Couched in the traditional trappings of a noir heist thriller, Graham Chaffee’s To Have and To Hold is a hard-boiled disquisition on the darker regions of married life and the American Dream. Set in October 1962, while the world holds its collective breath awaiting the possibly apocalyptic climax of the unfolding Cuban Missile Crisis, the banality of everyday life goes on, as Lonnie and Kate Ross confront their own domestic cold war. As Kate, frustrated and disillusioned, looks outside her marriage for satisfaction, Lonnie’s justifiable suspicions of his wife’s infidelity lead him down a deadly road of increasing paranoia and violence as he seeks to reclaim what he’s lost. Possession, jealousy, lust, and betrayal — the classic ingredients for a rocky marriage in an America on the verge of nuclear apocalypse. Masterfully paced and drawn in Chaffee’s fluid, inky brushstrokes, To Have and To Hold captures the pulpy, nocturnal atmosphere of classic noir.
Upcoming Events with Graham Chaffee
June 1st: Skylight Books with Sammy Harkham
John Stanley: Giving Life To Little Lulu by Bill Schelly
John Stanley was the cartooning genius who gave Little Lulu a life in comics that made her one of the best-loved characters of all time. His work in Marge’s Little Lulu from 1945 to 1959 ensured Lulu immortality as an iconic, protofeminist figure in American popular culture.

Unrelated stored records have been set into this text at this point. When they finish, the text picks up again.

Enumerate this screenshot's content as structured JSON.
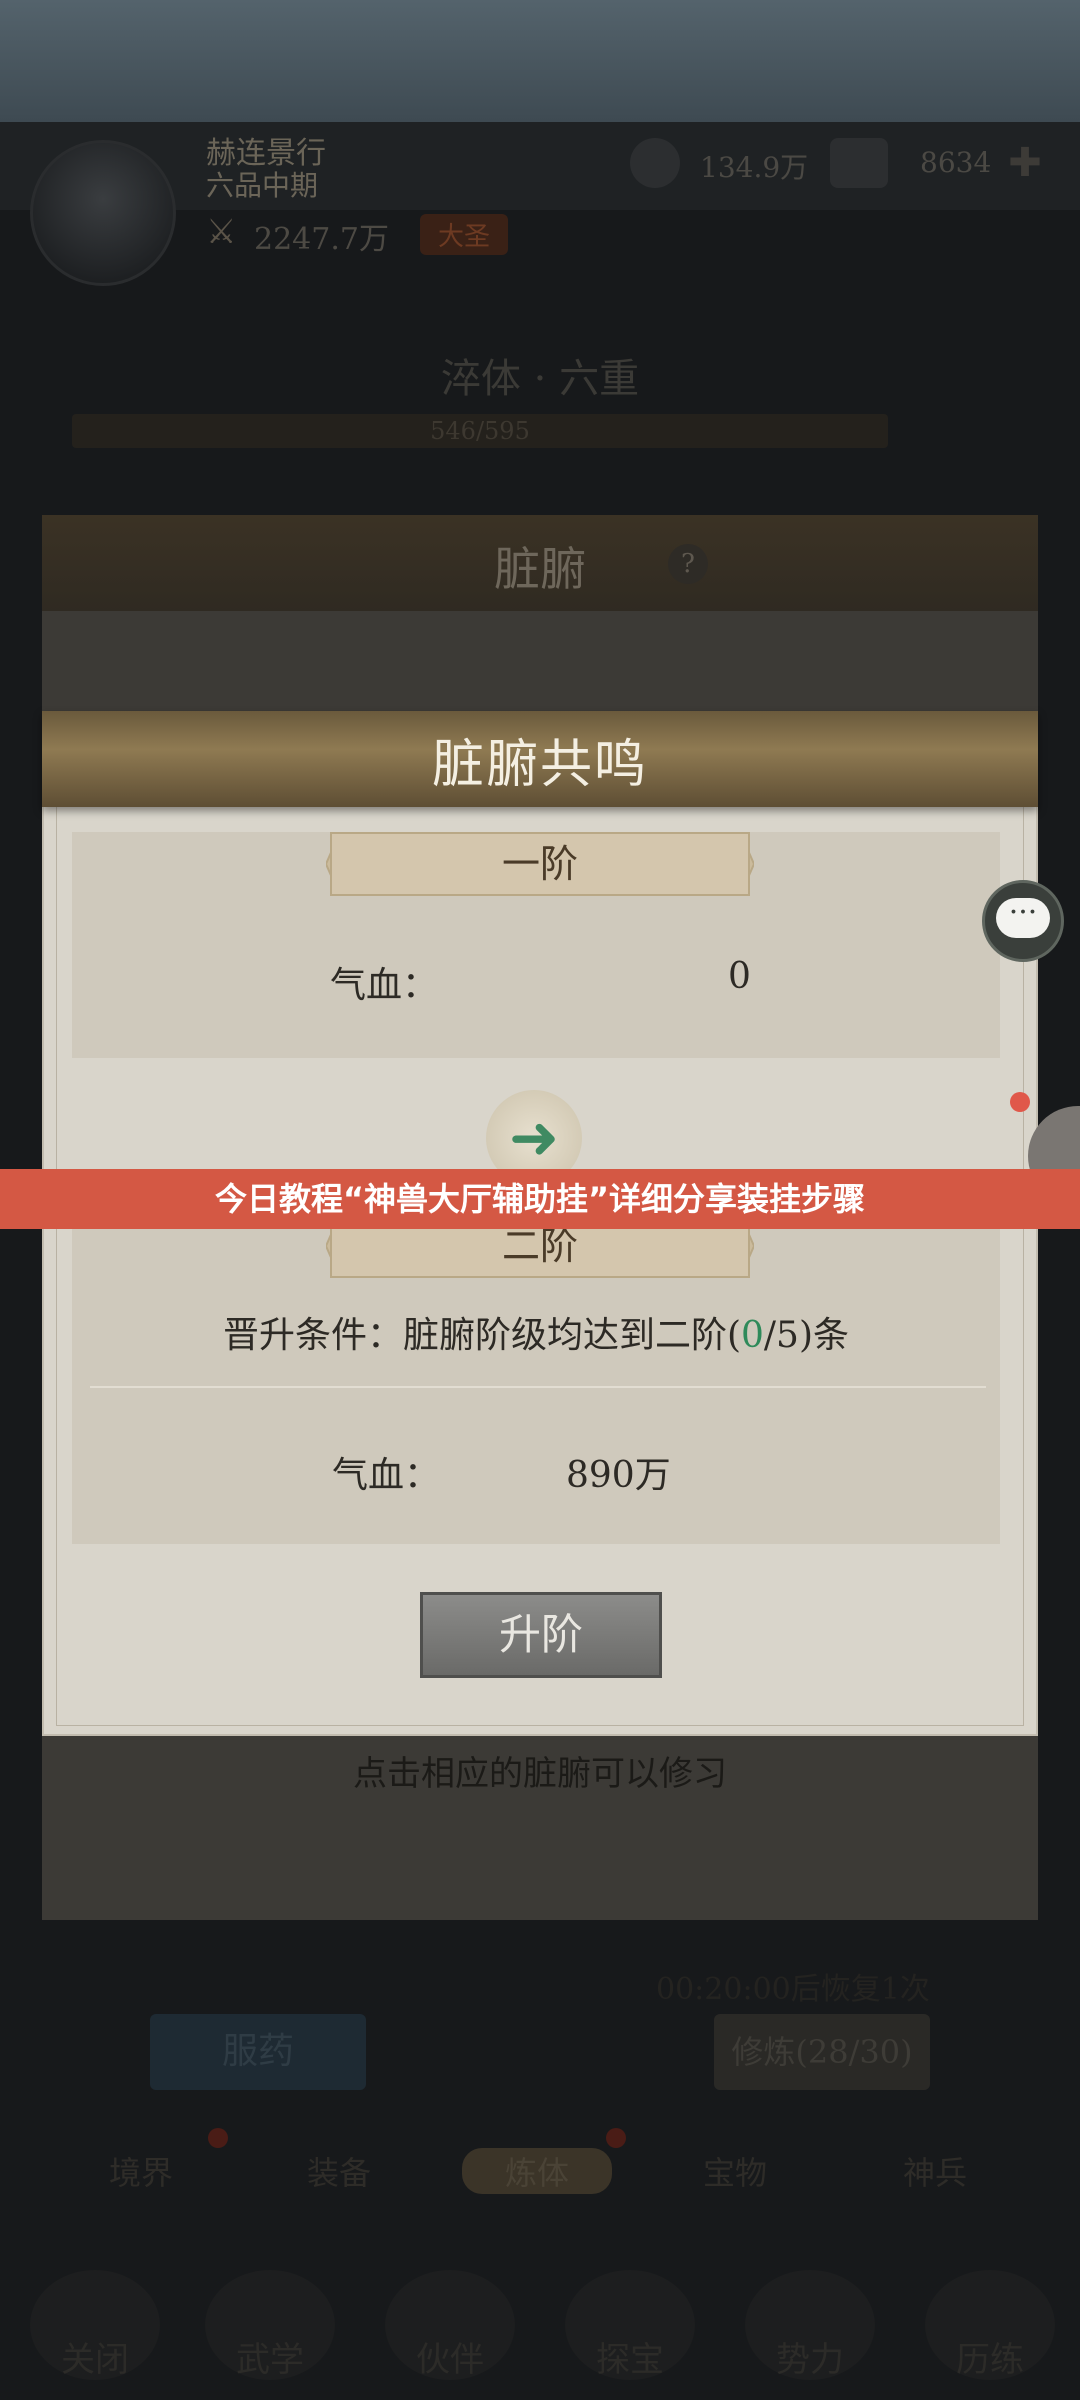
{
  "player": {
    "name": "赫连景行",
    "rank": "六品中期",
    "power": "2247.7万",
    "badge": "大圣",
    "res1": "134.9万",
    "res2": "8634"
  },
  "realm": {
    "title": "淬体 · 六重",
    "exp": "546/595"
  },
  "organ_panel": {
    "title": "脏腑",
    "help": "?",
    "hint": "点击相应的脏腑可以修习"
  },
  "modal": {
    "title": "脏腑共鸣",
    "tier1": {
      "label": "一阶",
      "stat_label": "气血：",
      "stat_value": "0"
    },
    "tier2": {
      "label": "二阶",
      "req_prefix": "晋升条件：脏腑阶级均达到二阶(",
      "req_current": "0",
      "req_suffix": "/5)条",
      "stat_label": "气血：",
      "stat_value": "890万"
    },
    "upgrade_button": "升阶"
  },
  "lower": {
    "recover_text": "00:20:00后恢复1次",
    "medicine_button": "服药",
    "train_button": "修炼(28/30)"
  },
  "subtabs": [
    "境界",
    "装备",
    "炼体",
    "宝物",
    "神兵"
  ],
  "bottom_nav": [
    "关闭",
    "武学",
    "伙伴",
    "探宝",
    "势力",
    "历练"
  ],
  "overlay_banner": "今日教程“神兽大厅辅助挂”详细分享装挂步骤",
  "colors": {
    "accent_green": "#2f8a5a",
    "banner_red": "#d45844"
  }
}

John Stanley: Giving Life to Little Lulu is both a deluxe, full-color coffee table book filled with beautifully reproduced artwork from Little Lulu and Stanley’s own comic book creations, such as Melvin Monster and Thirteen (Going on Eighteen) and rare drawings and cartoons, as well as never-before-seen photographs as well as a biographical portrait of the artist.
Bill Schelly’s accompanying biography tells Stanley’s life story for the first time, through interviews with his family, friends, and colleagues: his childhood in Harlem and the Bronx, his life with his strict Irish Catholic mother, his education at Parsons, his first job as an animator at Max Fleischer Studios (Popeye, Betty Boop, Superman), and his years working as a commercial artist, before finding his true métier in comic books during World War II. It goes behind the scenes as he created the Little Lulu comic book while dealing with the twin demons of clinical depression and alcoholism. Despite these struggles, John Stanley was one of America’s greatest storytellers, and he is amply celebrated in this handsome volume.
Check out these books and more available from Fantagraphics.